--- Aim of the task ---
What lines of the listing include the string "Projects"? Show them all.

--- Records to process ---

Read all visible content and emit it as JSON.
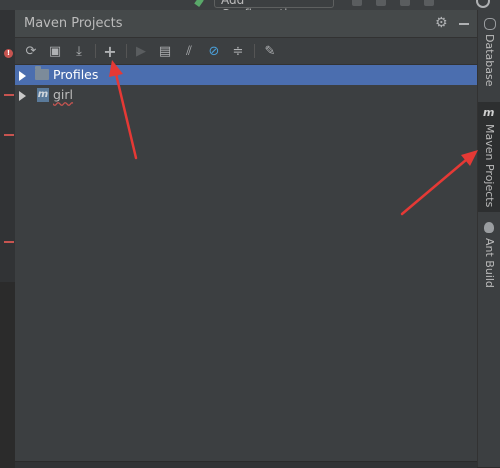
{
  "top_bar": {
    "config_button_label": "Add Configuration...",
    "icons": [
      "build-icon",
      "run-icon",
      "debug-icon",
      "coverage-icon",
      "stop-icon",
      "search-icon"
    ]
  },
  "panel": {
    "title": "Maven Projects",
    "header_icons": [
      "gear-icon",
      "minimize-icon"
    ]
  },
  "toolbar": {
    "buttons": [
      {
        "name": "reimport-icon",
        "glyph": "⟳"
      },
      {
        "name": "generate-sources-icon",
        "glyph": "▣"
      },
      {
        "name": "download-icon",
        "glyph": "⤓"
      },
      {
        "name": "add-icon",
        "glyph": "+"
      },
      {
        "name": "run-icon",
        "glyph": "▶"
      },
      {
        "name": "execute-goal-icon",
        "glyph": "▤"
      },
      {
        "name": "toggle-offline-icon",
        "glyph": "⫽"
      },
      {
        "name": "skip-tests-icon",
        "glyph": "⊘"
      },
      {
        "name": "collapse-all-icon",
        "glyph": "≑"
      },
      {
        "name": "settings-wrench-icon",
        "glyph": "✎"
      }
    ]
  },
  "tree": {
    "items": [
      {
        "label": "Profiles",
        "selected": true,
        "icon": "folder-icon"
      },
      {
        "label": "girl",
        "selected": false,
        "icon": "maven-module-icon"
      }
    ]
  },
  "right_tools": {
    "tabs": [
      {
        "label": "Database",
        "icon": "database-icon",
        "active": false
      },
      {
        "label": "Maven Projects",
        "icon": "maven-icon",
        "active": true
      },
      {
        "label": "Ant Build",
        "icon": "ant-icon",
        "active": false
      }
    ]
  },
  "colors": {
    "selection": "#4b6eaf",
    "annotation_arrow": "#e53935",
    "panel_bg": "#3c3f41"
  }
}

--- Written solution ---
    "title": "Maven Projects",
        "label": "Maven Projects",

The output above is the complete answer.